[Start of section]
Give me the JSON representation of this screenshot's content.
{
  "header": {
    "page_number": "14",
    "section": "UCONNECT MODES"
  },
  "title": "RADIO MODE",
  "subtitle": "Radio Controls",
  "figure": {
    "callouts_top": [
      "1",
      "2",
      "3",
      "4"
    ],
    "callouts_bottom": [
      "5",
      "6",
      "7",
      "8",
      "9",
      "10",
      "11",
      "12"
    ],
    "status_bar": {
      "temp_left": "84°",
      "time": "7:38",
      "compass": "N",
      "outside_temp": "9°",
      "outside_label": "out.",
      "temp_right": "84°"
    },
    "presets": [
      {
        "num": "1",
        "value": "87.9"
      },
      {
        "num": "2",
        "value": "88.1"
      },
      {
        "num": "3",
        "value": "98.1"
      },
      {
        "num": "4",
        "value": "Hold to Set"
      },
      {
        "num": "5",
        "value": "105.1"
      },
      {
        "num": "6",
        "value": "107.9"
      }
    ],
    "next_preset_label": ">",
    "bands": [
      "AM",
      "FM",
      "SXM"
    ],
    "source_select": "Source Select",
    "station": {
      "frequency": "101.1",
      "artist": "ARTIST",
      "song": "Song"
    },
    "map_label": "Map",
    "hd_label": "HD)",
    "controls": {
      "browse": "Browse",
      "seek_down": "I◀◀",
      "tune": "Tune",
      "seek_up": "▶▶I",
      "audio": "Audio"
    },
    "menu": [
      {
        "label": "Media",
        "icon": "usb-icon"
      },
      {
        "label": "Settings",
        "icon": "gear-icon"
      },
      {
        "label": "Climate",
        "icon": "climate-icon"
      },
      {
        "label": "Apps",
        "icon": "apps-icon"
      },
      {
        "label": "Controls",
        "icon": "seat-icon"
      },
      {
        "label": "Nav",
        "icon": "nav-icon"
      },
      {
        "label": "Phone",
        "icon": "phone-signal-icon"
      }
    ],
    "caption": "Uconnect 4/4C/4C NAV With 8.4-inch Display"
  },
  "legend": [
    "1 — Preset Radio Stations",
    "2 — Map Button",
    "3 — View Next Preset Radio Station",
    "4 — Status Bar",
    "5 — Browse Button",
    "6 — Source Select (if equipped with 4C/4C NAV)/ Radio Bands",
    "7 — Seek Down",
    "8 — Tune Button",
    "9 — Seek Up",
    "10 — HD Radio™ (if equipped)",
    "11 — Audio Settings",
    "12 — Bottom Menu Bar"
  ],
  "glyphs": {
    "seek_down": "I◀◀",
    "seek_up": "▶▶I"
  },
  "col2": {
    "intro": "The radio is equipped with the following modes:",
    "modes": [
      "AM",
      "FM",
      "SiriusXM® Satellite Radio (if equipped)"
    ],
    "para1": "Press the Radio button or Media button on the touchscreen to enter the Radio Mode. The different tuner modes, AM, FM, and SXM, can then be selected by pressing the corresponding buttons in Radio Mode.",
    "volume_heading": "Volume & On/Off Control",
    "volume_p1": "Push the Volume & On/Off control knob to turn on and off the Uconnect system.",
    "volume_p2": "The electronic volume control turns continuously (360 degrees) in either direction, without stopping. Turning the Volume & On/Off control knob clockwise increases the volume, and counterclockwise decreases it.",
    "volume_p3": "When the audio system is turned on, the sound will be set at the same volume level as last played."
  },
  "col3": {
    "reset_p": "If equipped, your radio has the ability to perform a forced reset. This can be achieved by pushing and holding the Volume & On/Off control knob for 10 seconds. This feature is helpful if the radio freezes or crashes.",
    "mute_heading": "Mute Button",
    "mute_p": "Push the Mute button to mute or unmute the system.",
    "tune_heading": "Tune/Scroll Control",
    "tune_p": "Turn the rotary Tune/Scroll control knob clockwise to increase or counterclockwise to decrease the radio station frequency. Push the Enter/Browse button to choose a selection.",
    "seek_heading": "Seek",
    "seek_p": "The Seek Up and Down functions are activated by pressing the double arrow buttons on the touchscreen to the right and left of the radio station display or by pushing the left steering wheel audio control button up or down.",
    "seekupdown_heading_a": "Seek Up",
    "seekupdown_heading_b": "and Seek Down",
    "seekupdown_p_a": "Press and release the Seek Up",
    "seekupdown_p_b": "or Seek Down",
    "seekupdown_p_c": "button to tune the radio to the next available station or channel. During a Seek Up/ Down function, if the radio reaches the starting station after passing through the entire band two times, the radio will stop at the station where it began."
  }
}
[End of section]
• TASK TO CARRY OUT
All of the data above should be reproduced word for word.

• PROBLEM SOLUTION
Give me the JSON representation of this screenshot's content.
{
  "header": {
    "page_number": "14",
    "section": "UCONNECT MODES"
  },
  "title": "RADIO MODE",
  "subtitle": "Radio Controls",
  "figure": {
    "callouts_top": [
      "1",
      "2",
      "3",
      "4"
    ],
    "callouts_bottom": [
      "5",
      "6",
      "7",
      "8",
      "9",
      "10",
      "11",
      "12"
    ],
    "status_bar": {
      "temp_left": "84°",
      "time": "7:38",
      "compass": "N",
      "outside_temp": "9°",
      "outside_label": "out.",
      "temp_right": "84°"
    },
    "presets": [
      {
        "num": "1",
        "value": "87.9"
      },
      {
        "num": "2",
        "value": "88.1"
      },
      {
        "num": "3",
        "value": "98.1"
      },
      {
        "num": "4",
        "value": "Hold to Set"
      },
      {
        "num": "5",
        "value": "105.1"
      },
      {
        "num": "6",
        "value": "107.9"
      }
    ],
    "next_preset_label": ">",
    "bands": [
      "AM",
      "FM",
      "SXM"
    ],
    "source_select": "Source Select",
    "station": {
      "frequency": "101.1",
      "artist": "ARTIST",
      "song": "Song"
    },
    "map_label": "Map",
    "hd_label": "HD)",
    "controls": {
      "browse": "Browse",
      "seek_down": "I◀◀",
      "tune": "Tune",
      "seek_up": "▶▶I",
      "audio": "Audio"
    },
    "menu": [
      {
        "label": "Media",
        "icon": "usb-icon"
      },
      {
        "label": "Settings",
        "icon": "gear-icon"
      },
      {
        "label": "Climate",
        "icon": "climate-icon"
      },
      {
        "label": "Apps",
        "icon": "apps-icon"
      },
      {
        "label": "Controls",
        "icon": "seat-icon"
      },
      {
        "label": "Nav",
        "icon": "nav-icon"
      },
      {
        "label": "Phone",
        "icon": "phone-signal-icon"
      }
    ],
    "caption": "Uconnect 4/4C/4C NAV With 8.4-inch Display"
  },
  "legend": [
    "1 — Preset Radio Stations",
    "2 — Map Button",
    "3 — View Next Preset Radio Station",
    "4 — Status Bar",
    "5 — Browse Button",
    "6 — Source Select (if equipped with 4C/4C NAV)/ Radio Bands",
    "7 — Seek Down",
    "8 — Tune Button",
    "9 — Seek Up",
    "10 — HD Radio™ (if equipped)",
    "11 — Audio Settings",
    "12 — Bottom Menu Bar"
  ],
  "glyphs": {
    "seek_down": "I◀◀",
    "seek_up": "▶▶I"
  },
  "col2": {
    "intro": "The radio is equipped with the following modes:",
    "modes": [
      "AM",
      "FM",
      "SiriusXM® Satellite Radio (if equipped)"
    ],
    "para1": "Press the Radio button or Media button on the touchscreen to enter the Radio Mode. The different tuner modes, AM, FM, and SXM, can then be selected by pressing the corresponding buttons in Radio Mode.",
    "volume_heading": "Volume & On/Off Control",
    "volume_p1": "Push the Volume & On/Off control knob to turn on and off the Uconnect system.",
    "volume_p2": "The electronic volume control turns continuously (360 degrees) in either direction, without stopping. Turning the Volume & On/Off control knob clockwise increases the volume, and counterclockwise decreases it.",
    "volume_p3": "When the audio system is turned on, the sound will be set at the same volume level as last played."
  },
  "col3": {
    "reset_p": "If equipped, your radio has the ability to perform a forced reset. This can be achieved by pushing and holding the Volume & On/Off control knob for 10 seconds. This feature is helpful if the radio freezes or crashes.",
    "mute_heading": "Mute Button",
    "mute_p": "Push the Mute button to mute or unmute the system.",
    "tune_heading": "Tune/Scroll Control",
    "tune_p": "Turn the rotary Tune/Scroll control knob clockwise to increase or counterclockwise to decrease the radio station frequency. Push the Enter/Browse button to choose a selection.",
    "seek_heading": "Seek",
    "seek_p": "The Seek Up and Down functions are activated by pressing the double arrow buttons on the touchscreen to the right and left of the radio station display or by pushing the left steering wheel audio control button up or down.",
    "seekupdown_heading_a": "Seek Up",
    "seekupdown_heading_b": "and Seek Down",
    "seekupdown_p_a": "Press and release the Seek Up",
    "seekupdown_p_b": "or Seek Down",
    "seekupdown_p_c": "button to tune the radio to the next available station or channel. During a Seek Up/ Down function, if the radio reaches the starting station after passing through the entire band two times, the radio will stop at the station where it began."
  }
}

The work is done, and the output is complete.